Susan Dane, Coloradans Organized for Responsible Driving (CORD)

Current law prohibits individuals under 18 from using a mobile electronic device when driving. The bill applies the prohibition to an individual who is 18 years of age or older unless the individual is using a hands-free accessory.

The latest update is that SB24-065 passed on the Senate Floor and is headed to the first House Committee. We understand that Governor Polis favors this legislation, which gives us hope that we will get it passed this year.

This journey began in 2016 when Brian and Jacquie Lehner were killed on their motorcycle in a head on collision. A car driver, reading a text message on her cell phone, crossed the double yellow lines on Hwy 83 at the Russellville Road curve, hitting Brian and Jacquie and killing them. There is a memorial along the side of the road, on the east side, that is maintained by motorcyclists from the Parker area who were friends of Brian and Jacquie. The memorial has two crosses, one with a cowboy hat on it, as Brian always wore a cowboy hat.

A group of us bikers got together to try to make something positive come out of Brian and Jacquie’s deaths. We formed Coloradans Organized for Responsible Driving (CORD). We discovered that the fines for texting while driving were $50 for a first offense and $100 for a second offense. We felt those fines were insufficient to prevent people from texting while driving. We discovered that Senator Lois Court had filed a bill in the 2017 legislative session to increase the fines for texting while driving. Working with Senator Court in 2017, we were able to pass a bill that increased the fines.

  • 2018, we filed a new bill that would allow for hands-free use mobile electronic devices, basically a hands-free bill. The Senate State, Veterans & Military Affairs Committee killed the bill at its first Committee hearing.
  • 2019, we filed the bill again, passing it through the Senate. It was then killed at the House Judiciary Committee.
  • 2020, the bill passed the Senate again and was scheduled to be heard by the House Transportation & Local Gov’t Committee in April, but COVID hit, the legislature shut down, and the bill died on the calendar.
  • 2021, the bill was not filed.
  • 2022, the bill was filed, and we had the additional support of General Motors to get the bill passed. The son of the former CEO of General Motors was killed in a crash involving the driver being distracted by their cell phone. The bill passed the Senate and the first House Committee, but the Chair of the House Appropriations Committee took it off their schedule, and the bill died on the calendar.
  • 2023, the bill was not filed.
  • 2024, and it has passed the Senate. We are awaiting its assignment to the first House Committee.

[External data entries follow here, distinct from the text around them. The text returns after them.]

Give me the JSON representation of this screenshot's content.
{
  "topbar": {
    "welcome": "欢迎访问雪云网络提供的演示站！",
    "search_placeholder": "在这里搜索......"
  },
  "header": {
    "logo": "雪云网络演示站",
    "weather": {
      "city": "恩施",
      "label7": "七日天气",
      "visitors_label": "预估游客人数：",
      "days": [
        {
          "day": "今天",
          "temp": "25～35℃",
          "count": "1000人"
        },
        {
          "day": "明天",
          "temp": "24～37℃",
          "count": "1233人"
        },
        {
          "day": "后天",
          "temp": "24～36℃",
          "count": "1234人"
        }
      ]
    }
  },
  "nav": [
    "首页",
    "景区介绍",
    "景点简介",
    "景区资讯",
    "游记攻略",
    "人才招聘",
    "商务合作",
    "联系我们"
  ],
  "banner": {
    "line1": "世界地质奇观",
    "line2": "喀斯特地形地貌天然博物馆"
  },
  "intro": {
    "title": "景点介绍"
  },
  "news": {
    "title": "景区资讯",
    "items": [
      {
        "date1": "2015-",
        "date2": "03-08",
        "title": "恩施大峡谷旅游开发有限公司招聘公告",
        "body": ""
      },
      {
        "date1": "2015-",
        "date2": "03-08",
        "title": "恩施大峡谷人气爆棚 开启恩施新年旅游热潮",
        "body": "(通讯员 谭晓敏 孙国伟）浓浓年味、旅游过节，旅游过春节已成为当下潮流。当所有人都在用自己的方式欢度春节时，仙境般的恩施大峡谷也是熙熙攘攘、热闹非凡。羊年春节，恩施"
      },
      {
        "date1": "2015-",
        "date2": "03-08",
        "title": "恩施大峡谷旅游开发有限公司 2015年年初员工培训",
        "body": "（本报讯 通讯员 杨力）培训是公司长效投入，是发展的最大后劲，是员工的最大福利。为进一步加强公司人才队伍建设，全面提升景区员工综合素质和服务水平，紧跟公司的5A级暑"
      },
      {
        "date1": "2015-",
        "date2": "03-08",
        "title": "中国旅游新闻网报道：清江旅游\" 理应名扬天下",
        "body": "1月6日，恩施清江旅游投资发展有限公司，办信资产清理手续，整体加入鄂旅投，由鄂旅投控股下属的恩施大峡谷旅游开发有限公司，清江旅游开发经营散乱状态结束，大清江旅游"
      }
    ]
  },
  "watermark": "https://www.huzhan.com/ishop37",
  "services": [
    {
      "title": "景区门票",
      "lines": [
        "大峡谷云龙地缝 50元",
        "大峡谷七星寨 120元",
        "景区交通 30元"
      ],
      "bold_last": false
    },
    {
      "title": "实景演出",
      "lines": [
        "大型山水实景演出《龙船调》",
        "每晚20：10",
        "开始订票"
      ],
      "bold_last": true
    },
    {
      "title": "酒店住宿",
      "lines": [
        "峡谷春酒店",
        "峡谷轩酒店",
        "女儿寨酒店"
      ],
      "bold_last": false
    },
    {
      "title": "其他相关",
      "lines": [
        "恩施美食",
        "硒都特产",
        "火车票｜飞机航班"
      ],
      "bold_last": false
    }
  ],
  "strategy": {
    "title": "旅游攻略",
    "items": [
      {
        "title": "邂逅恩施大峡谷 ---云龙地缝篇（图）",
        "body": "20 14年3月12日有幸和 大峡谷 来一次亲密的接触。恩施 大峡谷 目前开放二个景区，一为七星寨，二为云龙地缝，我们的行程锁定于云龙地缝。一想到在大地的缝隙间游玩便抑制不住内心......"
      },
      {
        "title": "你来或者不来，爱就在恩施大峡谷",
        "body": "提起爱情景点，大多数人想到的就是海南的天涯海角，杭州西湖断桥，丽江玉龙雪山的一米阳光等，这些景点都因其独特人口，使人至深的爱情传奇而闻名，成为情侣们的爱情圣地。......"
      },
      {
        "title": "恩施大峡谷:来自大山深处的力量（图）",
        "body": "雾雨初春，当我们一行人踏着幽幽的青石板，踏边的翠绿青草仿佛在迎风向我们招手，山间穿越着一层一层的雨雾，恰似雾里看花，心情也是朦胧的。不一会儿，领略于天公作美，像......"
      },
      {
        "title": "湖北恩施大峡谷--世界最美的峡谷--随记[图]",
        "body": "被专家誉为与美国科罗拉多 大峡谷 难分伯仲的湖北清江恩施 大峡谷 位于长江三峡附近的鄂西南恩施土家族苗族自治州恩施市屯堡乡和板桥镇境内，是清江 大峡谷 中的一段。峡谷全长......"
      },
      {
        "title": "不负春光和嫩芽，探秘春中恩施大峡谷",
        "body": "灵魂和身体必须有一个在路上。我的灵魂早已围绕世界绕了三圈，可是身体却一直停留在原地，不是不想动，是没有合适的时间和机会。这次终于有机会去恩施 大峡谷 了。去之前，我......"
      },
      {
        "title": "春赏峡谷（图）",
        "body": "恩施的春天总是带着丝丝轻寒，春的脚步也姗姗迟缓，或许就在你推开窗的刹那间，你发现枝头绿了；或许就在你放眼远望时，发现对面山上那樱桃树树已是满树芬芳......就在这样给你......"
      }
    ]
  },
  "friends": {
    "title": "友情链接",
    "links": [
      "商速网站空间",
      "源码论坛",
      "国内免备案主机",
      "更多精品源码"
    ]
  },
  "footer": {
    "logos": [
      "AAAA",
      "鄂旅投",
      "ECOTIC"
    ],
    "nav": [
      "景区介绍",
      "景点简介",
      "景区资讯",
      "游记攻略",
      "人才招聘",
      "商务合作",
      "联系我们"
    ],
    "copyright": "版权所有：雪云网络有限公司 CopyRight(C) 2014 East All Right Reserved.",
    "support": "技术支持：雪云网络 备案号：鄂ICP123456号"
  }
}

As the bill goes through the different committees, we post the contact info for the committee members so everyone can email/call them to request their support for the bill. This will be exceedingly important as the bill will be presented to two House Committees, and the House Committees have been resistant to this legislation in the past. The more people who reach out to the House Committee members to request their support, the better our chances of making it through the House and to the Governor’s desk for signature.


Current law prohibits an individual who is under 18 years of age from using a mobile electronic device when driving. The bill applies the prohibition to an individual who is 18 years of age or older unless the individual is using a hands-free accessory. The following uses are exempted:

  • By an individual reporting an emergency to state or local authorities;
  • By an employee or contractor of a utility when responding to a utility emergency;
  • By a first responder; or
  • By an individual in a motor vehicle that is parked.

The penalties for a violation are:

  • For a first offense, $75 and 2 license suspension points;
  • For a second offense within 24 months, $150 and 3 license suspension points; and
  • For a third or subsequent offense within 24 months, $250 and 4 license suspension points.

A violation will be dismissed if the individual has not previously committed a violation, produces proof of purchase of a hands-free accessory, and affirms, under penalty of perjury, that the defendant has not previously claimed this option to dismiss.

Current law requires a peace officer who makes a traffic stop to record the demographic information of the violator, whether a citation has been issued, and the violation cited. The bill clarifies that the peace officer must record whether the bill has been violated.

The executive director of the Department of Transportation is required to create a campaign raising public awareness of the bill’s requirements and the dangers of using mobile electronic devices while driving in consultation with the chief of the Colorado State Patrol.

CORD NEEDS YOUR HELP: We need all riders reading this article or following us on our Facebook page TO GET INVOLVED.  Distracted Driving is one of the #1 reasons that pedestrians, motorcycle riders, and drivers are injured and killed in Colorado.   Please reach out to your specific Representative and the entire House of Representatives if you have time to request their support of the bill. You can find your Representative on the link below.

We post updates on the progress of SB24-065, Mobile Electronic Devices & Motor Vehicle Driving. Click here to follow us. We encourage anyone interested in this legislation to follow the page.

I was just featured on a new podcast, Motobeemer, that explains behind-the-scenes work that goes into a bill and outlines more about the bill.  Click here to listen to the podcast.  As a representative of CORD, I am always available to answer questions and present to communities interested in this legislation. The 2024 legislative session will end in early May, so there are about eight weeks to pass this bill.

Susan Dane
Coloradans Organized for Responsible Driving (CORD)